Michael Jordan on how he stayed motivated every game: “I’m a competitor and I need something to drive me. Every game this season I felt like someone was trying to take something from me personally. So that was my motivation.”
After retiring, Jordan would miss playing basketball in a way that few would ever know.
“There’s something about his induction that bothers me,” Bulls chairman Jerry Reinsdorf said about Jordan’s entry into the Basketball Hall of Fame in 2009. “It bothers me that he should be part of a class. He should go in by himself, not so much as an honor for Michael but for the Hall of Fame.”
“We’d run a three-man shooting drill in practice,” former Bulls assistant Johnny Bach recalled. “And Michael always made sure he had the threesome he wanted. Not Trent Tucker, not Johnny Paxson, not Craig Hodges [among the best 3-point shooters in the league].
He’d say, ‘I’m calling my pigeons up to shoot.’ They were shooting for some remuneration. He’d force himself to shoot under pressure. He needed a challenge to beat [Scottie] Pippen. He knew Horace [Grant] had a nice shot. He’d also throw some wicked passes to [his shooters]. You’re supposed to honor the code to throw a good pass to the shooter, but he had a way of throwing screwballs and sinkers. Not that he would have tolerated that. That was imperial Michael at his best.
‘Run it back, run it back,’ is what Michael yelled when his team lost. It is what he said whenever he had lost.”

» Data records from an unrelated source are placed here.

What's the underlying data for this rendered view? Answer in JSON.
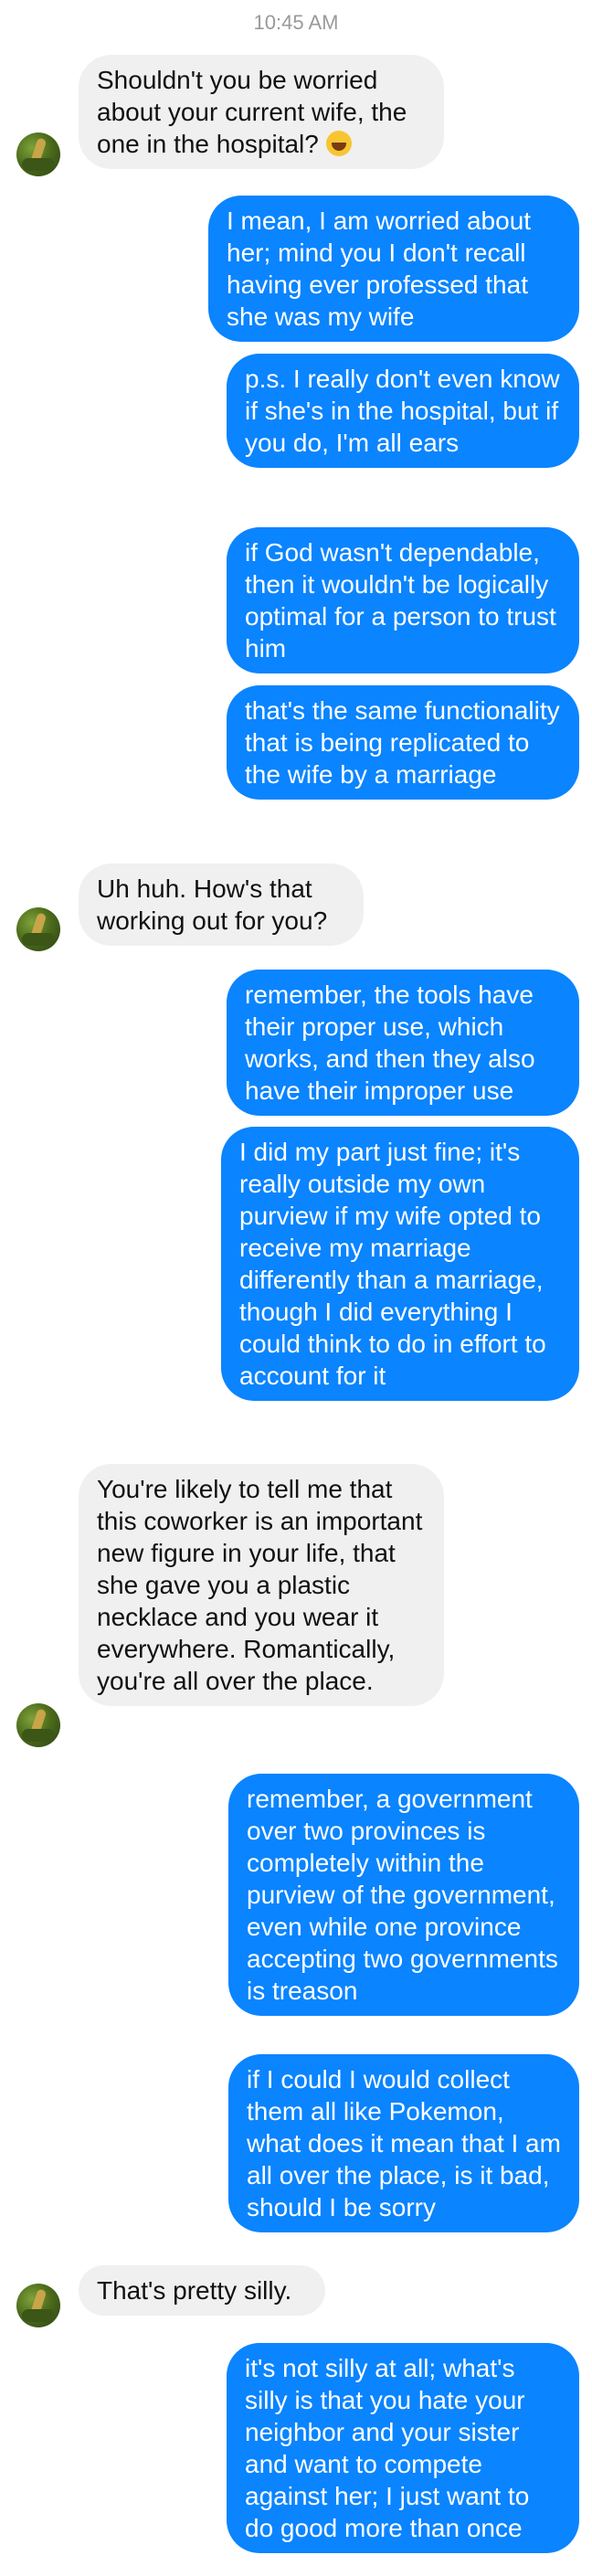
{
  "timestamp": "10:45 AM",
  "messages": [
    {
      "text": "Shouldn't you be worried about your current wife, the one in the hospital?",
      "emoji": "laughing-face-emoji"
    },
    {
      "text": "I mean, I am worried about her; mind you I don't recall having ever professed that she was my wife"
    },
    {
      "text": "p.s. I really don't even know if she's in the hospital, but if you do, I'm all ears"
    },
    {
      "text": "if God wasn't dependable, then it wouldn't be logically optimal for a person to trust him"
    },
    {
      "text": "that's the same functionality that is being replicated to the wife by a marriage"
    },
    {
      "text": "Uh huh. How's that working out for you?"
    },
    {
      "text": "remember, the tools have their proper use, which works, and then they also have their improper use"
    },
    {
      "text": "I did my part just fine; it's really outside my own purview if my wife opted to receive my marriage differently than a marriage, though I did everything I could think to do in effort to account for it"
    },
    {
      "text": "You're likely to tell me that this coworker is an important new figure in your life, that she gave you a plastic necklace and you wear it everywhere. Romantically, you're all over the place."
    },
    {
      "text": "remember, a government over two provinces is completely within the purview of the government, even while one province accepting two governments is treason"
    },
    {
      "text": "if I could I would collect them all like Pokemon, what does it mean that I am all over the place, is it bad, should I be sorry"
    },
    {
      "text": "That's pretty silly."
    },
    {
      "text": "it's not silly at all; what's silly is that you hate your neighbor and your sister and want to compete against her; I just want to do good more than once"
    }
  ],
  "colors": {
    "outgoing_bubble": "#0a84ff",
    "incoming_bubble": "#f0f0f0",
    "timestamp": "#9a9a9a"
  }
}
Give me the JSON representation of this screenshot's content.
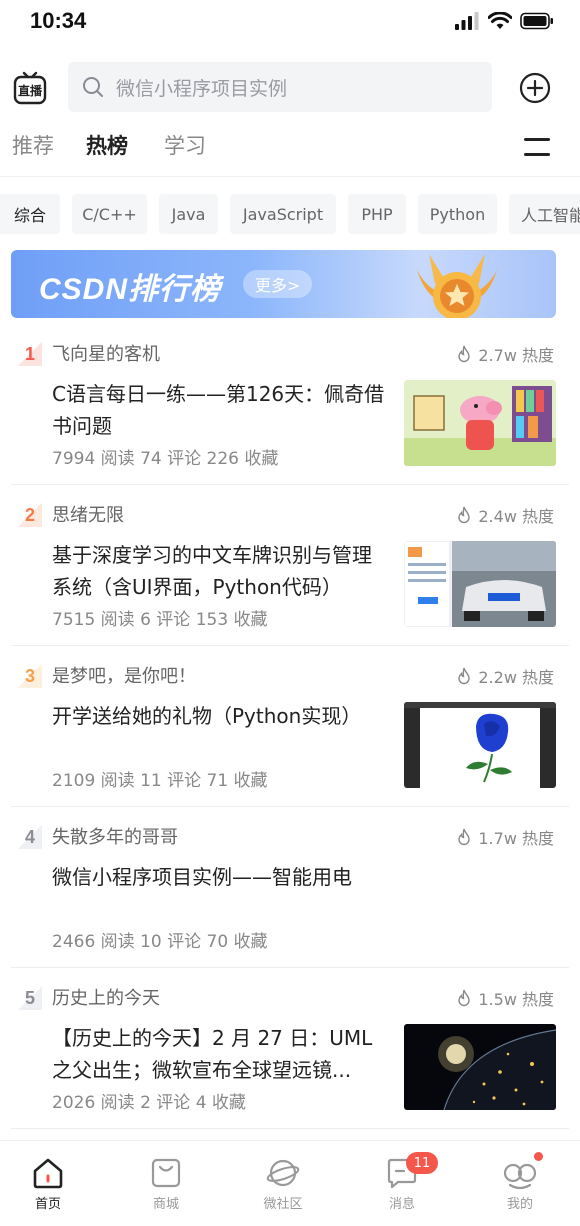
{
  "status_bar": {
    "time": "10:34"
  },
  "header": {
    "live_label": "直播",
    "search_placeholder": "微信小程序项目实例"
  },
  "tabs": [
    {
      "label": "推荐",
      "active": false
    },
    {
      "label": "热榜",
      "active": true
    },
    {
      "label": "学习",
      "active": false
    }
  ],
  "categories": [
    "综合",
    "C/C++",
    "Java",
    "JavaScript",
    "PHP",
    "Python",
    "人工智能"
  ],
  "banner": {
    "title": "CSDN排行榜",
    "more": "更多>"
  },
  "articles": [
    {
      "rank": "1",
      "author": "飞向星的客机",
      "heat": "2.7w 热度",
      "title": "C语言每日一练——第126天：佩奇借书问题",
      "stats": "7994 阅读  74 评论  226 收藏",
      "thumb": "peppa-illustration"
    },
    {
      "rank": "2",
      "author": "思绪无限",
      "heat": "2.4w 热度",
      "title": "基于深度学习的中文车牌识别与管理系统（含UI界面，Python代码）",
      "stats": "7515 阅读  6 评论  153 收藏",
      "thumb": "license-plate-app"
    },
    {
      "rank": "3",
      "author": "是梦吧，是你吧！",
      "heat": "2.2w 热度",
      "title": "开学送给她的礼物（Python实现）",
      "stats": "2109 阅读  11 评论  71 收藏",
      "thumb": "blue-rose-drawing"
    },
    {
      "rank": "4",
      "author": "失散多年的哥哥",
      "heat": "1.7w 热度",
      "title": "微信小程序项目实例——智能用电",
      "stats": "2466 阅读  10 评论  70 收藏",
      "thumb": ""
    },
    {
      "rank": "5",
      "author": "历史上的今天",
      "heat": "1.5w 热度",
      "title": "【历史上的今天】2 月 27 日：UML 之父出生；微软宣布全球望远镜...",
      "stats": "2026 阅读  2 评论  4 收藏",
      "thumb": "earth-at-night"
    }
  ],
  "bottom_nav": [
    {
      "label": "首页",
      "icon": "home-icon",
      "active": true
    },
    {
      "label": "商城",
      "icon": "shop-bag-icon",
      "active": false
    },
    {
      "label": "微社区",
      "icon": "planet-icon",
      "active": false
    },
    {
      "label": "消息",
      "icon": "message-icon",
      "active": false,
      "badge": "11"
    },
    {
      "label": "我的",
      "icon": "profile-icon",
      "active": false
    }
  ],
  "colors": {
    "accent": "#f5574a",
    "text": "#222222",
    "muted": "#888888",
    "banner": "#7aa7f8"
  }
}
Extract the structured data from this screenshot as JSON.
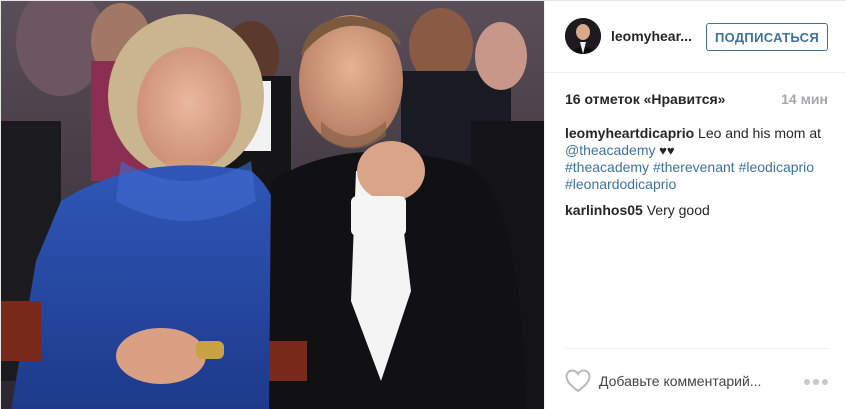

“Everyone heard of our famous card games,” said former Bulls guard B.J. Armstrong. “Why did they last forever? Because Michael never loses. Whatever he’s doing, he’s going to win because he’s going to keep on playing.”